The World's Worst Marbled Papers: Being a Collection of Ten Contemporary San Serriffean Marbled Papers Showing the Lowest Level of Technique, the Worst Combinations of Colors, and the Most Inferior Execution Known Since the Dawn of the Art of Marbling. Port Clarendon, S.S.: San Serriffe Publishing Company, 1978. [i.e., North Hills, PA: Bird & Bull Press].
In 1978 Henry Morris purchased a bulk order of marbled paper from the firm Mer Cie. Their papers were priced at a markedly lower rate than other suppliers, and, though Morris found some of the initial samples discouraging, he placed an order in the hopes that the bulk would include enough usable papers to make it worth the cost. The shipment proved to be amateurish in quality, at best. After Tom Taylor ridiculed them as the worst marbled papers he had ever seen, Morris saw a use for the shipment, and thus The World's Worst Marbled Papers was born. The marbled papers were published as samples of the worst marbled paper in the world, accompanied by an introduction and critical commentary on the art and aesthetics of the truly awful. Hoping to avoid a lawsuit, Morris printed the book pseudonymously under the fictitious imprint of San Serriffe, which was originally invented by The Guardian for a 1977 April Fool's joke. The disguise was not entirely successful. A salesman from Mer Cie later learned of the publication and was so amused that he purchased a copy for himself. (Mer Cie soon discontinued selling the marbled paper in question.) Shown here is a sample which Morris named "chocolate spot." The text claims that it was inspired by the sight of dried chocolate syrup at a soda fountain.
Map of San Serriffe, from The Guardian, 1 April 1977. (Photocopy).
San Serriffe wanted poster for Theodore Bachaus, [1979?].
The poster states that Bachaus is wanted "for conspiracy to produce and distribute a book entitled The World's Worst Marbled Papers."
Silvie Turner and Birgit Skiold. Handmade Paper Today: A Worldwide Survey of Mills, Papers, Techniques and Uses.
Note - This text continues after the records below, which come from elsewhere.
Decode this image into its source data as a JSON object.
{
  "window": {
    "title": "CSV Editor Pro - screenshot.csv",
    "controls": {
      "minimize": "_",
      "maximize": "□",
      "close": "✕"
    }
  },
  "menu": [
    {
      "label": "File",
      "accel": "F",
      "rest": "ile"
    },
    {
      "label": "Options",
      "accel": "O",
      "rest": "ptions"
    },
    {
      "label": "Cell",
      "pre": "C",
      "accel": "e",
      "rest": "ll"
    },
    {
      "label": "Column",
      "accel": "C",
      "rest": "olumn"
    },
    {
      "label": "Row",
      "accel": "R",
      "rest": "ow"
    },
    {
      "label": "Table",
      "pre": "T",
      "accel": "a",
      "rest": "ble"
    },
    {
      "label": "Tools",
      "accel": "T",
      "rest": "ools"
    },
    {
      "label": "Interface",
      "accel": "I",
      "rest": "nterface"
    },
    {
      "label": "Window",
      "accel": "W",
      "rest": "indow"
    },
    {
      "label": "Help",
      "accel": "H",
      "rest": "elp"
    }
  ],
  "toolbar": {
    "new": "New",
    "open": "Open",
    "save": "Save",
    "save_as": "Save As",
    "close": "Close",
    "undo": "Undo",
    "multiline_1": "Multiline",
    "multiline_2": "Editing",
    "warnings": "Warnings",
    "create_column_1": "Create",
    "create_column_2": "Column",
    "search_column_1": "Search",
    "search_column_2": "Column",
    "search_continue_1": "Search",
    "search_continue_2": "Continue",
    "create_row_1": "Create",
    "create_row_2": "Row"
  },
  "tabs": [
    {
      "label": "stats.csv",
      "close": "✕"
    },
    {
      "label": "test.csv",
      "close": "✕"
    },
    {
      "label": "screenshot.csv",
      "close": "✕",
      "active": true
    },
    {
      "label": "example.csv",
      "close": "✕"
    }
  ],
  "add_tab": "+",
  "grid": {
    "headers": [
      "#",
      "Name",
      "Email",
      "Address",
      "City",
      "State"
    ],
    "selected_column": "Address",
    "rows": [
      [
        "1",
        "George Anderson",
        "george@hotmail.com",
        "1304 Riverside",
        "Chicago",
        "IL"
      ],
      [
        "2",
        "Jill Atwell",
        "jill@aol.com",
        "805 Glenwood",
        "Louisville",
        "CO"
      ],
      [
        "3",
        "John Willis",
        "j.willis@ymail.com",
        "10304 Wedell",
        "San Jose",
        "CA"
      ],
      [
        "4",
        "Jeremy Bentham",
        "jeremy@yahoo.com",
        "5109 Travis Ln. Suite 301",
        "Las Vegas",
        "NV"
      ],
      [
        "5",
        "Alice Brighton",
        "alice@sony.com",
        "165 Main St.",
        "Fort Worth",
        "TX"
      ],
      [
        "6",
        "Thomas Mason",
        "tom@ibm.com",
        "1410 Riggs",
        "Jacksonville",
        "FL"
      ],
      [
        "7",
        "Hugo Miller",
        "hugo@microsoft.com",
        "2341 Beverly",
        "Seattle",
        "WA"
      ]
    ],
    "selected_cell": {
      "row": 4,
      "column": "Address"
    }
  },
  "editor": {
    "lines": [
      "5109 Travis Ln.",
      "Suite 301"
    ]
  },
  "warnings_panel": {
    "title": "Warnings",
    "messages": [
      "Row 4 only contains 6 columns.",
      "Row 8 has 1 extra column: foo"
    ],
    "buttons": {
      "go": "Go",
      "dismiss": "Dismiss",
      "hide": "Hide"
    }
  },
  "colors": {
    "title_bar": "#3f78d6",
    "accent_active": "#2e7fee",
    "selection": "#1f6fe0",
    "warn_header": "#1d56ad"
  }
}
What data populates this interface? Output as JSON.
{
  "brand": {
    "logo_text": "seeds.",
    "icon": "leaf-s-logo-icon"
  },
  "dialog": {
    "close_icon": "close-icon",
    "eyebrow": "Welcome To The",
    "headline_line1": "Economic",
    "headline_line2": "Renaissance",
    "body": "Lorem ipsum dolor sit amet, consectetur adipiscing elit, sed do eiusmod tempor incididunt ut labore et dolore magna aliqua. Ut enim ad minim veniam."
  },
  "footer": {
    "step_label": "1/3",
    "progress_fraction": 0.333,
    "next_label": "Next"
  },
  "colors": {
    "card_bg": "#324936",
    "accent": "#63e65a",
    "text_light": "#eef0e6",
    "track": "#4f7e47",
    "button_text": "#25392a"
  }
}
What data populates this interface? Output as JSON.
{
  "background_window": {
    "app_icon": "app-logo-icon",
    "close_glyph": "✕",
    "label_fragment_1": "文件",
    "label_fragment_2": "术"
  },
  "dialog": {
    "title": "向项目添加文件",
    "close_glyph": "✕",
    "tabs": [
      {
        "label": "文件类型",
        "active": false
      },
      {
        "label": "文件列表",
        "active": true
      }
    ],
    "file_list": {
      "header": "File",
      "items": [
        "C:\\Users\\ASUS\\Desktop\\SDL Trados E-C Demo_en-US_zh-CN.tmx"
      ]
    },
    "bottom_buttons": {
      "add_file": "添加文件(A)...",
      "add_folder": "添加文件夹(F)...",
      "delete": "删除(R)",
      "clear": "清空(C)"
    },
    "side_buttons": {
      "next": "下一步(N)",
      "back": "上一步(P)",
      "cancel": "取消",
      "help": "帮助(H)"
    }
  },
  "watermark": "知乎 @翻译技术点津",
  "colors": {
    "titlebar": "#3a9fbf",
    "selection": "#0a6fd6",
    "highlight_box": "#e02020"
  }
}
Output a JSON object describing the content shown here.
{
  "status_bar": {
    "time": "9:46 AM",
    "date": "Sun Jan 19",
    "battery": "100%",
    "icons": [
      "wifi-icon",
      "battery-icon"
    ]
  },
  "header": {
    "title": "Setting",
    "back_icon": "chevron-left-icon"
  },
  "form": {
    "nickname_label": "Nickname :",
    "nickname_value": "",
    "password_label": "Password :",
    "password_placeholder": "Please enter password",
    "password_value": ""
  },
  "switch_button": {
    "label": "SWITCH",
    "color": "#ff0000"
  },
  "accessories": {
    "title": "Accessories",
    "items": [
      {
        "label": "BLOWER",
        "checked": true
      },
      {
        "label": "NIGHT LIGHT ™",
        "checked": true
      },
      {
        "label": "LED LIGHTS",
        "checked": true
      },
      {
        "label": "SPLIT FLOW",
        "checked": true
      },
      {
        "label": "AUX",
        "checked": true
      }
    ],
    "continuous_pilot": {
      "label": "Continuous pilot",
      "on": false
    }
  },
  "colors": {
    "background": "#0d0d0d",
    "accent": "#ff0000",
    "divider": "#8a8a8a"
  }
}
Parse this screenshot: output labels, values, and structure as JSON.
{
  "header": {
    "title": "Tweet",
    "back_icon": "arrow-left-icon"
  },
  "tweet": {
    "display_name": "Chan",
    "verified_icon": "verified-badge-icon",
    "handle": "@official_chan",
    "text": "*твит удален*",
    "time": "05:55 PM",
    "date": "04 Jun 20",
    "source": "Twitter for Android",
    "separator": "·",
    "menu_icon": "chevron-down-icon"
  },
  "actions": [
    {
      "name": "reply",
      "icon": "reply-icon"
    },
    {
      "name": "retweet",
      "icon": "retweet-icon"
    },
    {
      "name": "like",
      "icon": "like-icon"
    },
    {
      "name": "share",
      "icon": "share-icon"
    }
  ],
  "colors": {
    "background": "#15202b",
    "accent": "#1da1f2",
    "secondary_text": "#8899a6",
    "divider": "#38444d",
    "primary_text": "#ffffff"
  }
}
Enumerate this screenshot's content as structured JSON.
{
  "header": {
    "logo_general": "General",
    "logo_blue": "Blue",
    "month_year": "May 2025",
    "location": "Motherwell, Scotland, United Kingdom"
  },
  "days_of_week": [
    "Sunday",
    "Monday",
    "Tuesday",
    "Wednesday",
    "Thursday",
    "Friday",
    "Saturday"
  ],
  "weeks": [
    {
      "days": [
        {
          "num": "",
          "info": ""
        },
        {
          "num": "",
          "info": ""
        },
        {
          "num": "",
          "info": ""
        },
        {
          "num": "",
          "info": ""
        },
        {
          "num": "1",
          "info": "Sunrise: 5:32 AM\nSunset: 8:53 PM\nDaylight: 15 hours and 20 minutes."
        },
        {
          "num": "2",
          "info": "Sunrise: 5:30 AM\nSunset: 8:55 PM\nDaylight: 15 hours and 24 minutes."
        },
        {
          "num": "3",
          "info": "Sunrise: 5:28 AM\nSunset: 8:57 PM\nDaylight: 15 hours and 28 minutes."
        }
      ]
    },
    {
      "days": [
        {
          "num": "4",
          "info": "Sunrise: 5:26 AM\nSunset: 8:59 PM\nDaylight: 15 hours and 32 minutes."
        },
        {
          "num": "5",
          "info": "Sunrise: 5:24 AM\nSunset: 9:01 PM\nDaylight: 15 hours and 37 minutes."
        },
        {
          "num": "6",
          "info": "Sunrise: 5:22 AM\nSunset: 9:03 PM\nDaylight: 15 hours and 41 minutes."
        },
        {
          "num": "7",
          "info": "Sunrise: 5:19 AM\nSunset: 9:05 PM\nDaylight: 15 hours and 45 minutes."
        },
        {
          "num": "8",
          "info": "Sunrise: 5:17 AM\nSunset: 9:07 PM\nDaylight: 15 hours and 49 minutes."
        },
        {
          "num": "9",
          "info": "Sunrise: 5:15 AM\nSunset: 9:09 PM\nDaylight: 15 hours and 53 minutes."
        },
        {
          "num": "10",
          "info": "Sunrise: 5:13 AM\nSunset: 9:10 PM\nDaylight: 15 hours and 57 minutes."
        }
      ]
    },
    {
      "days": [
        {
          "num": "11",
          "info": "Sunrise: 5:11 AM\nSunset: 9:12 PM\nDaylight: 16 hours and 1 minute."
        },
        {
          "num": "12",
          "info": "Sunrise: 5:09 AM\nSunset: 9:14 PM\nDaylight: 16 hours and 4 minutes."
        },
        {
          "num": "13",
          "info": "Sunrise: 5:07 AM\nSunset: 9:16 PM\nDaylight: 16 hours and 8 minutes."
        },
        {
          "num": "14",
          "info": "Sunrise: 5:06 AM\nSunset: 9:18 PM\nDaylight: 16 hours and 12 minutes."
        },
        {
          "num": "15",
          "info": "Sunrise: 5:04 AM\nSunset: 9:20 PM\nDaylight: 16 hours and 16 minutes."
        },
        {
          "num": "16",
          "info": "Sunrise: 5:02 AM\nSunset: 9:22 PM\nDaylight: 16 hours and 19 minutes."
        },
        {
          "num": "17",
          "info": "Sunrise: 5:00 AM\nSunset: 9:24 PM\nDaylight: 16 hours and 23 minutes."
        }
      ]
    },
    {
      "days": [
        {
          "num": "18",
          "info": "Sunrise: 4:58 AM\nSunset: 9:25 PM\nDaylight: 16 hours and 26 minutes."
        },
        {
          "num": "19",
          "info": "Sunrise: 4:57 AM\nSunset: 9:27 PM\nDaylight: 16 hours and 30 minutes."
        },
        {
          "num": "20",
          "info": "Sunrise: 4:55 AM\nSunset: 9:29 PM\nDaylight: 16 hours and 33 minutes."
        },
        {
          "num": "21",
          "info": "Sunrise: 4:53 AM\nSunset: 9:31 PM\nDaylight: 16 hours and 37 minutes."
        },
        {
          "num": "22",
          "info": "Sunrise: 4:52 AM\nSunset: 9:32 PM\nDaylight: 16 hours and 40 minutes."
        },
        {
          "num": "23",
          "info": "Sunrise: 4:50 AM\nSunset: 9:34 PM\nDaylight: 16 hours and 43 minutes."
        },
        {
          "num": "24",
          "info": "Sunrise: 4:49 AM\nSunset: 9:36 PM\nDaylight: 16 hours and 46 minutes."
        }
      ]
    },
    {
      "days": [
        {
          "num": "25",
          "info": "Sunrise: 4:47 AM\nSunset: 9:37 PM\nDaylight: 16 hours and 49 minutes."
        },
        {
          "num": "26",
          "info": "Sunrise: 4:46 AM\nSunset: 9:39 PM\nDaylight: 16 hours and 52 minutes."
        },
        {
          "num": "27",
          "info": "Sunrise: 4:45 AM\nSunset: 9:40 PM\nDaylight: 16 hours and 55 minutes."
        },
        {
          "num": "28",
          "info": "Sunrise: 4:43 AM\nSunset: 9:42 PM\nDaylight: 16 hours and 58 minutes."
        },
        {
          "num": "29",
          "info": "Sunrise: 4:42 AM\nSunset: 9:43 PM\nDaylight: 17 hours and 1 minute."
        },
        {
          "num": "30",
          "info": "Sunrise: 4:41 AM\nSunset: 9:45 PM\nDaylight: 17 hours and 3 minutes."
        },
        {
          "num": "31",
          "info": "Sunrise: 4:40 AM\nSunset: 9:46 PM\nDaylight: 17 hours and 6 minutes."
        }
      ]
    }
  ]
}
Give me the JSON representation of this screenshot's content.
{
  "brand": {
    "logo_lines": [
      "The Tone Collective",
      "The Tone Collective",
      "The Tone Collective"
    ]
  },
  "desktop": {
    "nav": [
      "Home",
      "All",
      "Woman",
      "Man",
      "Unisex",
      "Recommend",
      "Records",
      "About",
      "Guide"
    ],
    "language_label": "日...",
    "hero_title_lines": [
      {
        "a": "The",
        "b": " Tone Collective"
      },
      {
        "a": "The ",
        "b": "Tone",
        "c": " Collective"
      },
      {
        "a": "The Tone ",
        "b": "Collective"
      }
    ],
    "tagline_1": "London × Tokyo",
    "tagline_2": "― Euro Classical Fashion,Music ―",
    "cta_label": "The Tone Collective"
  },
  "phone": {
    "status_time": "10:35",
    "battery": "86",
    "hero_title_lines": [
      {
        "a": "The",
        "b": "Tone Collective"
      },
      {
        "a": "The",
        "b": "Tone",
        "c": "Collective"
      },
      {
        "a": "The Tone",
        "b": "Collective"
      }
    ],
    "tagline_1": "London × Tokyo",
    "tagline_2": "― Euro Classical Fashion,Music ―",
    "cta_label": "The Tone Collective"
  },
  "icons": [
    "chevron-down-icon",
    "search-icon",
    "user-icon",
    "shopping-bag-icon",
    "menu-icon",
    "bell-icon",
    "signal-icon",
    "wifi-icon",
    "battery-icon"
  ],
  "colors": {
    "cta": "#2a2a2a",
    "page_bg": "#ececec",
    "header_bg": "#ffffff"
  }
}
London: Lund Humphries, 1983.
San Serriffe visitor badge, [n.d.]. Bird & Bull Press Archives. Morris made this one-of-a-kind badge after his prank saw print.
Photocopy of text from Handmade Paper Today regarding San Serriffe Paper Mill, with Morris' handwritten comments. Bird & Bull Press Archives. Morris has added additional sarcastic comments, including a note that the paper mill has begun hiring specially trained gorillas to lift their 120 pound sheets of paper.
While researching their book Handmade Paper Today, authors Silvie Turner and Birgit Skiold mailed Morris a form letter requesting information about his paper mill. Morris responded with a facetious description of the San Serriffe Paper Mill, which he said occupied 20,000 square feet near Erie, Pennsylvania, and made papers weighing up to 350 pounds. He later said that he wanted to see if the authors or editors would catch the joke. The authors did not get the joke. Instead, they published it.
The Booksellers of San Serriffe. [newtown, PA]: San Serriffe Publishing Company [i.e., Bird & Bull Press], 2001.
This book documents the booksellers of Henry Morris' fictitious country of San Serriffe. Morris stated that three of the booksellers are thinly veiled parodies of real booksellers; the others are his inventions. The engraving shown here is by Wesley Bates.
Typewritten letter, 9 April 2001, with enclosed San Serrifean postage stamps.
In order to provide a further layer of authenticity, The Booksellers of San Serriffe was issued with a personal letter from Theodore Bachaus, placed inside a mailing envelope which bore a canceled San Serriffe postal stamp. Some of Morris' customers mailed the letter back to him, perhaps thinking it a genuine letter intended for Morris. Apparently the post office also believed the postage stamps were genuine, as Morris later tried mailing ten letters with the San Serriffean postage, all of which were delivered.